<Color x:Key="TranslucentBiasColor">#40FFFFFF</Color>

<Setter Property="Icon">
<MultiBinding Converter="{StaticResource ThemedImageConverter}" ConverterParameter="{StaticResource TranslucentBiasColor}">
<Binding Path="Image" />
<Binding Path="(vsui:ImageThemingUtilities.ImageBackgroundColor)" RelativeSource="{RelativeSource Self}" />
<Binding Path="IsEnabled" />

Now, buttons/menu items can have text, when they are disabled they use a different theme color entry, CommandBarTextInactiveBrushKey, like so:

<Trigger Property="IsEnabled" Value="False">
<Setter TargetName="Text" Property="Foreground" Value="{DynamicResource {x:Static vsui:EnvironmentColors.CommandBarTextInactiveBrushKey}}"/>

The ThemedImageConverter is a MultiValueConverter. The converter does 2 things for images that are BitmapSource: blends the original image's halo with the background, and renders the image disabled if necessary.
There is also a ThemedImageSourceConverter : MultiValueConverter helper class in case you need to convert to an ImageSource.

Alin Constantin said...

That being said, I strongly recommend reconsidering why you'd want to implement your own themed buttons. Each time the shell will adjust its menu/toolbar styles, you'd have to change your code to match (best example is my code above - things that worked in VS2010 need to change in VS2012, and will likely change in future versions, too).
Instead, I advise using shell-owned toolbars and menus, by using IVsUIShell4.CreateToolbarTray() and letting the shell create the toolbar for you, and defining the toolbar buttons in the package's VSCT file.

Anonymous said...
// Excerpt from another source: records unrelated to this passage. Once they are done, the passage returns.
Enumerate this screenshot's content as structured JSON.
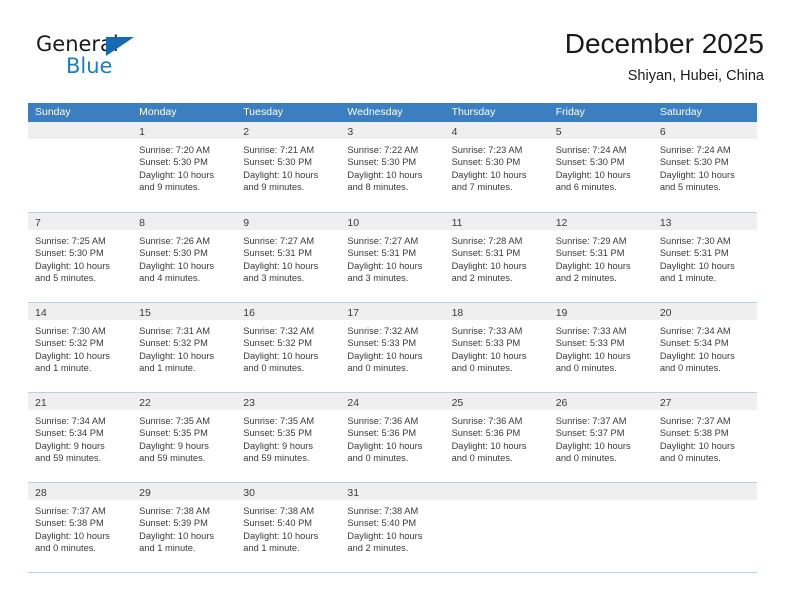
{
  "brand": {
    "name_part1": "General",
    "name_part2": "Blue",
    "triangle_icon": "triangle-icon",
    "accent_color": "#1b7ec4",
    "header_color": "#3c7fc0"
  },
  "header": {
    "title": "December 2025",
    "subtitle": "Shiyan, Hubei, China"
  },
  "calendar": {
    "weekday_headers": [
      "Sunday",
      "Monday",
      "Tuesday",
      "Wednesday",
      "Thursday",
      "Friday",
      "Saturday"
    ],
    "weeks": [
      [
        {
          "day": "",
          "lines": []
        },
        {
          "day": "1",
          "lines": [
            "Sunrise: 7:20 AM",
            "Sunset: 5:30 PM",
            "Daylight: 10 hours",
            "and 9 minutes."
          ]
        },
        {
          "day": "2",
          "lines": [
            "Sunrise: 7:21 AM",
            "Sunset: 5:30 PM",
            "Daylight: 10 hours",
            "and 9 minutes."
          ]
        },
        {
          "day": "3",
          "lines": [
            "Sunrise: 7:22 AM",
            "Sunset: 5:30 PM",
            "Daylight: 10 hours",
            "and 8 minutes."
          ]
        },
        {
          "day": "4",
          "lines": [
            "Sunrise: 7:23 AM",
            "Sunset: 5:30 PM",
            "Daylight: 10 hours",
            "and 7 minutes."
          ]
        },
        {
          "day": "5",
          "lines": [
            "Sunrise: 7:24 AM",
            "Sunset: 5:30 PM",
            "Daylight: 10 hours",
            "and 6 minutes."
          ]
        },
        {
          "day": "6",
          "lines": [
            "Sunrise: 7:24 AM",
            "Sunset: 5:30 PM",
            "Daylight: 10 hours",
            "and 5 minutes."
          ]
        }
      ],
      [
        {
          "day": "7",
          "lines": [
            "Sunrise: 7:25 AM",
            "Sunset: 5:30 PM",
            "Daylight: 10 hours",
            "and 5 minutes."
          ]
        },
        {
          "day": "8",
          "lines": [
            "Sunrise: 7:26 AM",
            "Sunset: 5:30 PM",
            "Daylight: 10 hours",
            "and 4 minutes."
          ]
        },
        {
          "day": "9",
          "lines": [
            "Sunrise: 7:27 AM",
            "Sunset: 5:31 PM",
            "Daylight: 10 hours",
            "and 3 minutes."
          ]
        },
        {
          "day": "10",
          "lines": [
            "Sunrise: 7:27 AM",
            "Sunset: 5:31 PM",
            "Daylight: 10 hours",
            "and 3 minutes."
          ]
        },
        {
          "day": "11",
          "lines": [
            "Sunrise: 7:28 AM",
            "Sunset: 5:31 PM",
            "Daylight: 10 hours",
            "and 2 minutes."
          ]
        },
        {
          "day": "12",
          "lines": [
            "Sunrise: 7:29 AM",
            "Sunset: 5:31 PM",
            "Daylight: 10 hours",
            "and 2 minutes."
          ]
        },
        {
          "day": "13",
          "lines": [
            "Sunrise: 7:30 AM",
            "Sunset: 5:31 PM",
            "Daylight: 10 hours",
            "and 1 minute."
          ]
        }
      ],
      [
        {
          "day": "14",
          "lines": [
            "Sunrise: 7:30 AM",
            "Sunset: 5:32 PM",
            "Daylight: 10 hours",
            "and 1 minute."
          ]
        },
        {
          "day": "15",
          "lines": [
            "Sunrise: 7:31 AM",
            "Sunset: 5:32 PM",
            "Daylight: 10 hours",
            "and 1 minute."
          ]
        },
        {
          "day": "16",
          "lines": [
            "Sunrise: 7:32 AM",
            "Sunset: 5:32 PM",
            "Daylight: 10 hours",
            "and 0 minutes."
          ]
        },
        {
          "day": "17",
          "lines": [
            "Sunrise: 7:32 AM",
            "Sunset: 5:33 PM",
            "Daylight: 10 hours",
            "and 0 minutes."
          ]
        },
        {
          "day": "18",
          "lines": [
            "Sunrise: 7:33 AM",
            "Sunset: 5:33 PM",
            "Daylight: 10 hours",
            "and 0 minutes."
          ]
        },
        {
          "day": "19",
          "lines": [
            "Sunrise: 7:33 AM",
            "Sunset: 5:33 PM",
            "Daylight: 10 hours",
            "and 0 minutes."
          ]
        },
        {
          "day": "20",
          "lines": [
            "Sunrise: 7:34 AM",
            "Sunset: 5:34 PM",
            "Daylight: 10 hours",
            "and 0 minutes."
          ]
        }
      ],
      [
        {
          "day": "21",
          "lines": [
            "Sunrise: 7:34 AM",
            "Sunset: 5:34 PM",
            "Daylight: 9 hours",
            "and 59 minutes."
          ]
        },
        {
          "day": "22",
          "lines": [
            "Sunrise: 7:35 AM",
            "Sunset: 5:35 PM",
            "Daylight: 9 hours",
            "and 59 minutes."
          ]
        },
        {
          "day": "23",
          "lines": [
            "Sunrise: 7:35 AM",
            "Sunset: 5:35 PM",
            "Daylight: 9 hours",
            "and 59 minutes."
          ]
        },
        {
          "day": "24",
          "lines": [
            "Sunrise: 7:36 AM",
            "Sunset: 5:36 PM",
            "Daylight: 10 hours",
            "and 0 minutes."
          ]
        },
        {
          "day": "25",
          "lines": [
            "Sunrise: 7:36 AM",
            "Sunset: 5:36 PM",
            "Daylight: 10 hours",
            "and 0 minutes."
          ]
        },
        {
          "day": "26",
          "lines": [
            "Sunrise: 7:37 AM",
            "Sunset: 5:37 PM",
            "Daylight: 10 hours",
            "and 0 minutes."
          ]
        },
        {
          "day": "27",
          "lines": [
            "Sunrise: 7:37 AM",
            "Sunset: 5:38 PM",
            "Daylight: 10 hours",
            "and 0 minutes."
          ]
        }
      ],
      [
        {
          "day": "28",
          "lines": [
            "Sunrise: 7:37 AM",
            "Sunset: 5:38 PM",
            "Daylight: 10 hours",
            "and 0 minutes."
          ]
        },
        {
          "day": "29",
          "lines": [
            "Sunrise: 7:38 AM",
            "Sunset: 5:39 PM",
            "Daylight: 10 hours",
            "and 1 minute."
          ]
        },
        {
          "day": "30",
          "lines": [
            "Sunrise: 7:38 AM",
            "Sunset: 5:40 PM",
            "Daylight: 10 hours",
            "and 1 minute."
          ]
        },
        {
          "day": "31",
          "lines": [
            "Sunrise: 7:38 AM",
            "Sunset: 5:40 PM",
            "Daylight: 10 hours",
            "and 2 minutes."
          ]
        },
        {
          "day": "",
          "lines": []
        },
        {
          "day": "",
          "lines": []
        },
        {
          "day": "",
          "lines": []
        }
      ]
    ]
  }
}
Thanks Alin,

I am starting to come to the same conclusion as you and wanting to use VS toolbars instead to mitigate these UI differences.
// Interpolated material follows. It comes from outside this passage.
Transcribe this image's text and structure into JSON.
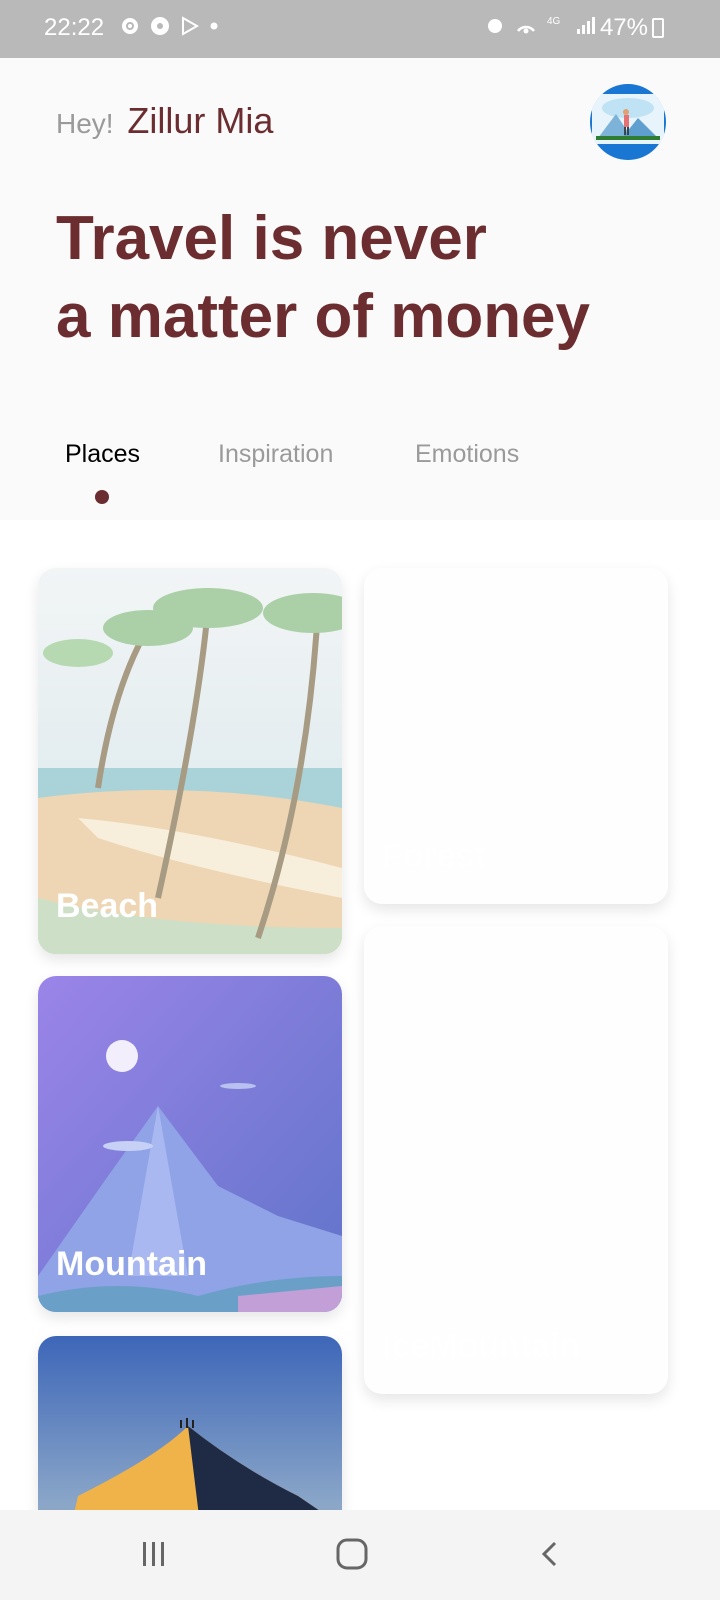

My issue is that I am simply managing the conversion of our VS2010 codebase to VS2012. I am no XAML expert by any means, and that's why I am hesitant just knowing how to change our XAML to use the IVsUIShell4.CreateToolbarTray() method. It makes total sense to me.

We are an open source project for the community (http://vspat.codeplex.com), would you be keen to guide us into making that transition in the XAML?
Sorry, I dont have a google account, could you contact me directly through the project site?
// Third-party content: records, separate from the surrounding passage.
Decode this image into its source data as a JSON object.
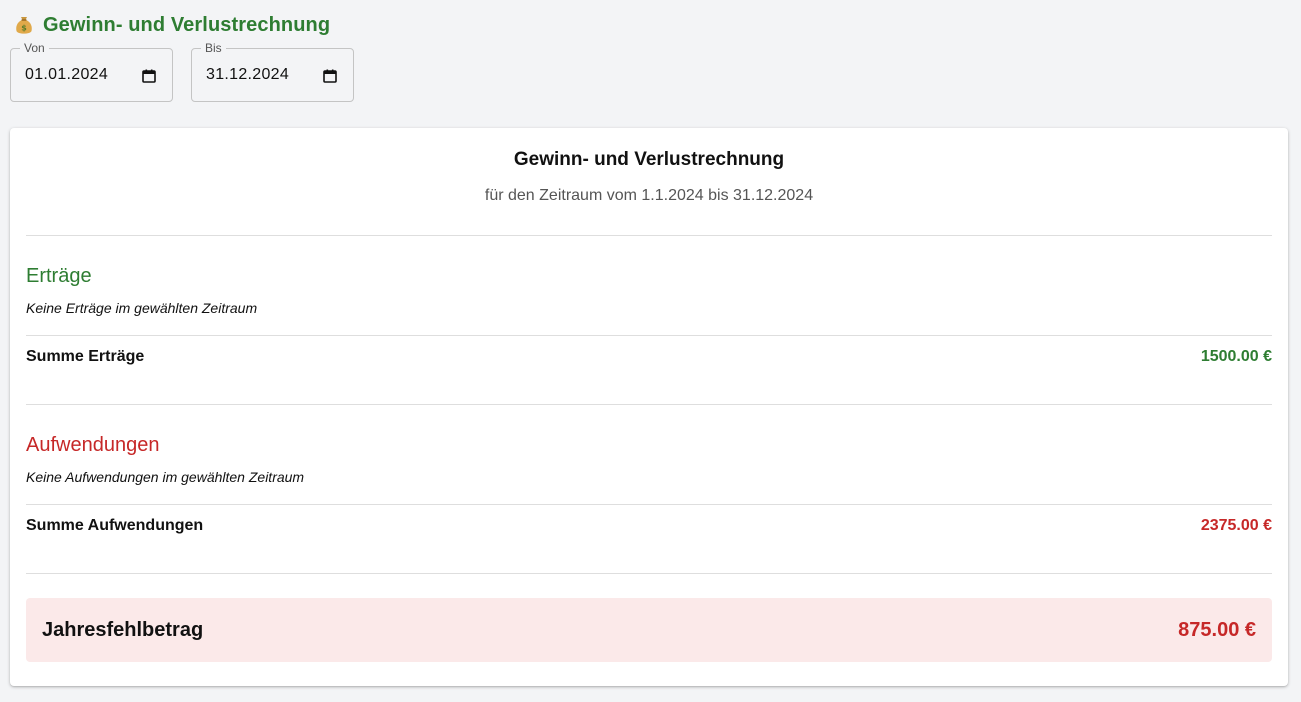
{
  "header": {
    "icon": "money-bag-icon",
    "title": "Gewinn- und Verlustrechnung"
  },
  "filters": {
    "from": {
      "label": "Von",
      "value": "01.01.2024"
    },
    "to": {
      "label": "Bis",
      "value": "31.12.2024"
    }
  },
  "report": {
    "title": "Gewinn- und Verlustrechnung",
    "subtitle": "für den Zeitraum vom 1.1.2024 bis 31.12.2024",
    "income": {
      "heading": "Erträge",
      "empty_note": "Keine Erträge im gewählten Zeitraum",
      "sum_label": "Summe Erträge",
      "sum_value": "1500.00 €"
    },
    "expenses": {
      "heading": "Aufwendungen",
      "empty_note": "Keine Aufwendungen im gewählten Zeitraum",
      "sum_label": "Summe Aufwendungen",
      "sum_value": "2375.00 €"
    },
    "result": {
      "label": "Jahresfehlbetrag",
      "value": "875.00 €"
    }
  },
  "colors": {
    "income": "#2e7d32",
    "expense": "#c62828",
    "result_background": "#fbe9e9"
  }
}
Alin Constantin said...

Hi Jezz,

Here is how you'd add a shell-owned toolbar to your window:
- in the vsct file for your package, define a toolbar. This is identified by a command
- on your dialog, implement IOleCommandTarget interface and its QueryStatus/Exec methods to handle command enabling and execution for buttons in the toolbar
- in the dialog's initialization code, get the shell SVsUIShell service, query IVsUIShell4 interface and call CreateToolbarTray, passing in your command target implementation. The result is a toolbar tray host object
- On this IVsToolbarTrayHost call AddToolbar() passing in the command ui and id identifying the toolbar (as defined in vsct)
- On the toolbar host, call GetToolbarTray. It will return an IVsUIElement. On this, call GetUIObject, cast the result to IVsUIWpfElement, and call GetFrameworkElement. The result will be an object that can be cast to FrameworkElement
- Take the framework element and add it as a child to another element in your dialog, e.g. a Border placed where your current xmal toolbar is.

I hope this helps. Sorry I don't have tome to help more, I'm caught up really bad these days.